Entries from a dataset of interfaces
=== Begin Enclosure ===

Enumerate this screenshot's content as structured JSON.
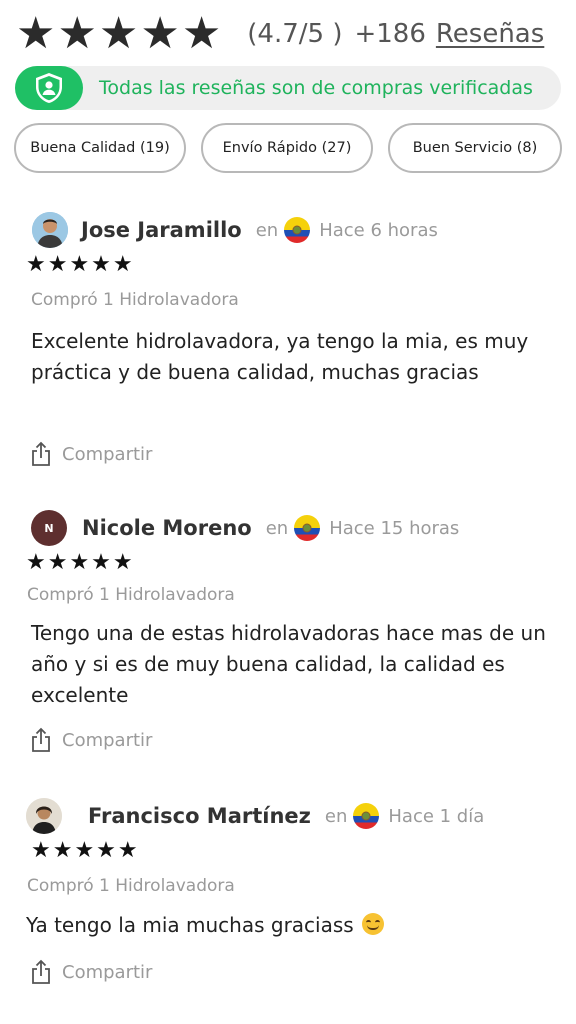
{
  "summary": {
    "star_glyph": "★",
    "stars_filled": 5,
    "score": "(4.7/5 )",
    "count": "+186",
    "reviews_link": "Reseñas"
  },
  "verified": {
    "text": "Todas las reseñas son de compras verificadas",
    "icon": "verified-user-shield-icon",
    "accent_color": "#1fc065"
  },
  "chips": [
    {
      "label": "Buena Calidad (19)"
    },
    {
      "label": "Envío Rápido (27)"
    },
    {
      "label": "Buen Servicio (8)"
    }
  ],
  "reviews": [
    {
      "name": "Jose Jaramillo",
      "avatar": "photo",
      "en": "en",
      "flag": "ecuador-flag-icon",
      "time": "Hace 6 horas",
      "stars": "★★★★★",
      "purchase": "Compró 1 Hidrolavadora",
      "text": "Excelente hidrolavadora, ya tengo la mia, es muy práctica y de buena calidad, muchas gracias",
      "share": "Compartir"
    },
    {
      "name": "Nicole Moreno",
      "avatar": "initial",
      "initial": "N",
      "en": "en",
      "flag": "ecuador-flag-icon",
      "time": "Hace 15 horas",
      "stars": "★★★★★",
      "purchase": "Compró 1 Hidrolavadora",
      "text": "Tengo una de estas hidrolavadoras hace mas de un año y si es de muy buena calidad, la calidad es excelente",
      "share": "Compartir"
    },
    {
      "name": "Francisco Martínez",
      "avatar": "photo",
      "en": "en",
      "flag": "ecuador-flag-icon",
      "time": "Hace 1 día",
      "stars": "★★★★★",
      "purchase": "Compró 1 Hidrolavadora",
      "text": "Ya tengo la mia muchas graciass",
      "emoji": "smiling-face-emoji",
      "share": "Compartir"
    }
  ]
}
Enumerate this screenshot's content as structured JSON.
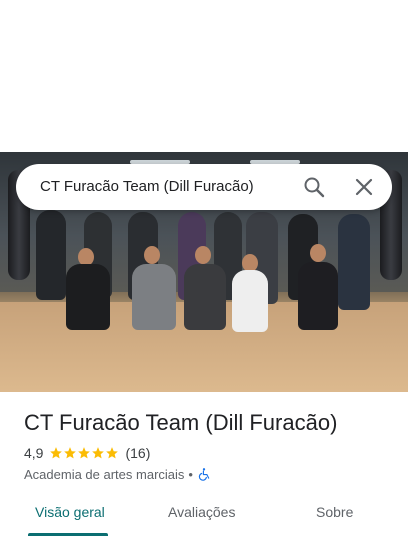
{
  "search": {
    "query": "CT Furacão Team (Dill Furacão)",
    "search_icon": "search-icon",
    "close_icon": "close-icon"
  },
  "place": {
    "name": "CT Furacão Team (Dill Furacão)",
    "rating": "4,9",
    "stars": 5,
    "reviews_count": "(16)",
    "category": "Academia de artes marciais",
    "separator": "•",
    "accessibility_icon": "wheelchair-icon"
  },
  "tabs": [
    {
      "label": "Visão geral",
      "active": true
    },
    {
      "label": "Avaliações",
      "active": false
    },
    {
      "label": "Sobre",
      "active": false
    }
  ],
  "colors": {
    "accent": "#0b6e71",
    "star": "#fbbc04",
    "accessibility": "#1a73e8"
  }
}
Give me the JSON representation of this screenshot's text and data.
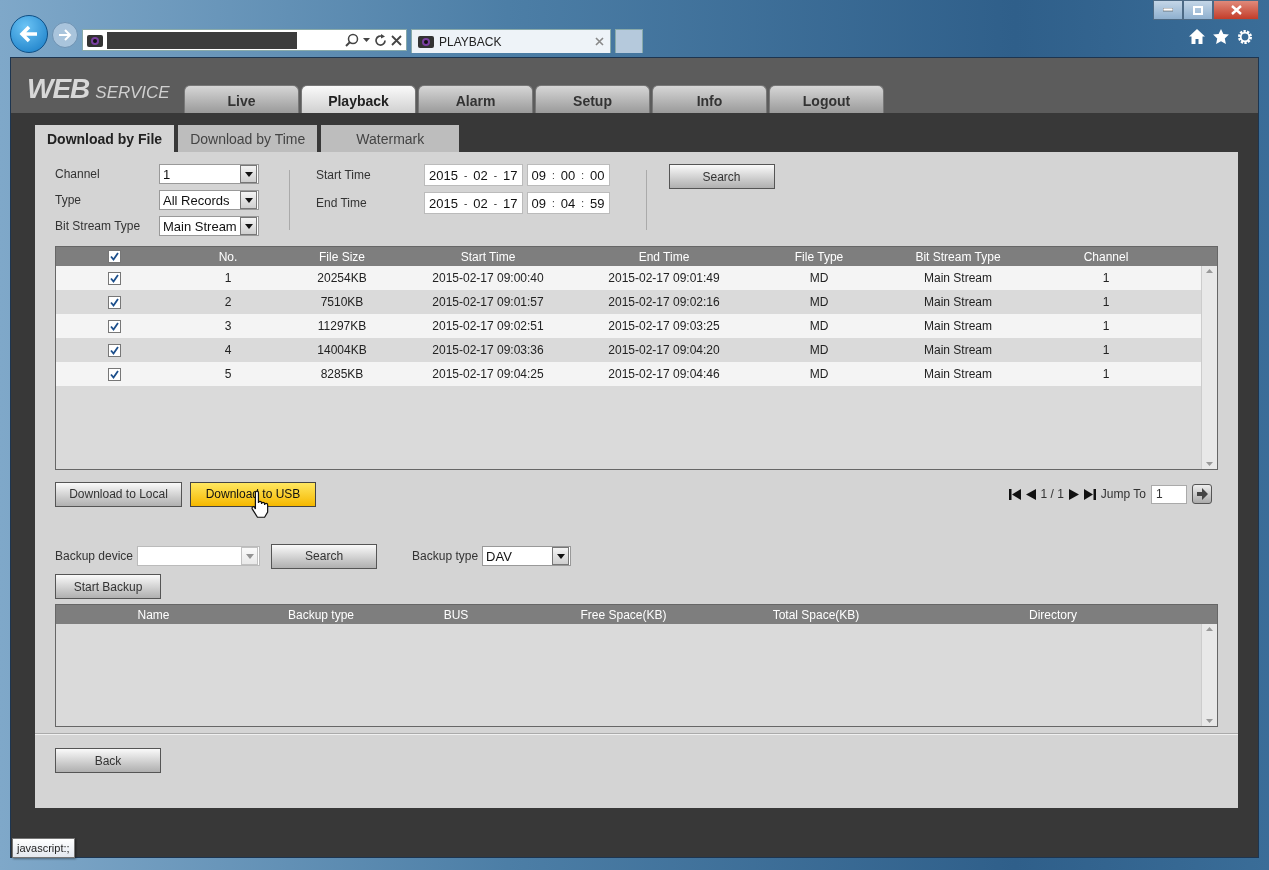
{
  "browser": {
    "tab_title": "PLAYBACK"
  },
  "logo": {
    "main": "WEB",
    "sub": "SERVICE"
  },
  "nav_tabs": [
    {
      "label": "Live",
      "selected": false
    },
    {
      "label": "Playback",
      "selected": true
    },
    {
      "label": "Alarm",
      "selected": false
    },
    {
      "label": "Setup",
      "selected": false
    },
    {
      "label": "Info",
      "selected": false
    },
    {
      "label": "Logout",
      "selected": false
    }
  ],
  "sub_tabs": [
    {
      "label": "Download by File",
      "selected": true
    },
    {
      "label": "Download by Time",
      "selected": false
    },
    {
      "label": "Watermark",
      "selected": false
    }
  ],
  "filters": [
    {
      "label": "Channel",
      "value": "1"
    },
    {
      "label": "Type",
      "value": "All Records"
    },
    {
      "label": "Bit Stream Type",
      "value": "Main Stream"
    }
  ],
  "times": [
    {
      "label": "Start Time",
      "date": [
        "2015",
        "-",
        "02",
        "-",
        "17"
      ],
      "time": [
        "09",
        ":",
        "00",
        ":",
        "00"
      ]
    },
    {
      "label": "End Time",
      "date": [
        "2015",
        "-",
        "02",
        "-",
        "17"
      ],
      "time": [
        "09",
        ":",
        "04",
        ":",
        "59"
      ]
    }
  ],
  "search_button": "Search",
  "table": {
    "all_checked": true,
    "columns": [
      "No.",
      "File Size",
      "Start Time",
      "End Time",
      "File Type",
      "Bit Stream Type",
      "Channel"
    ],
    "rows": [
      {
        "checked": true,
        "cells": [
          "1",
          "20254KB",
          "2015-02-17 09:00:40",
          "2015-02-17 09:01:49",
          "MD",
          "Main Stream",
          "1"
        ]
      },
      {
        "checked": true,
        "cells": [
          "2",
          "7510KB",
          "2015-02-17 09:01:57",
          "2015-02-17 09:02:16",
          "MD",
          "Main Stream",
          "1"
        ]
      },
      {
        "checked": true,
        "cells": [
          "3",
          "11297KB",
          "2015-02-17 09:02:51",
          "2015-02-17 09:03:25",
          "MD",
          "Main Stream",
          "1"
        ]
      },
      {
        "checked": true,
        "cells": [
          "4",
          "14004KB",
          "2015-02-17 09:03:36",
          "2015-02-17 09:04:20",
          "MD",
          "Main Stream",
          "1"
        ]
      },
      {
        "checked": true,
        "cells": [
          "5",
          "8285KB",
          "2015-02-17 09:04:25",
          "2015-02-17 09:04:46",
          "MD",
          "Main Stream",
          "1"
        ]
      }
    ]
  },
  "actions": [
    {
      "label": "Download to Local",
      "hovered": false
    },
    {
      "label": "Download to USB",
      "hovered": true
    }
  ],
  "pagination": {
    "page": "1 / 1",
    "jump_label": "Jump To",
    "jump_value": "1"
  },
  "backup": {
    "device_label": "Backup device",
    "search_button": "Search",
    "type_label": "Backup type",
    "type_value": "DAV",
    "start_button": "Start Backup",
    "columns": [
      "Name",
      "Backup type",
      "BUS",
      "Free Space(KB)",
      "Total Space(KB)",
      "Directory"
    ]
  },
  "back_button": "Back",
  "status_tooltip": "javascript:;"
}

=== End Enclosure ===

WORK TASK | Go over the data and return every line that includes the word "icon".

THE ANSWER |
    "icon": "verified-user-shield-icon",
      "flag": "ecuador-flag-icon",
      "flag": "ecuador-flag-icon",
      "flag": "ecuador-flag-icon",
    "search_icon": "search-icon",
    "close_icon": "close-icon"
    "accessibility_icon": "wheelchair-icon"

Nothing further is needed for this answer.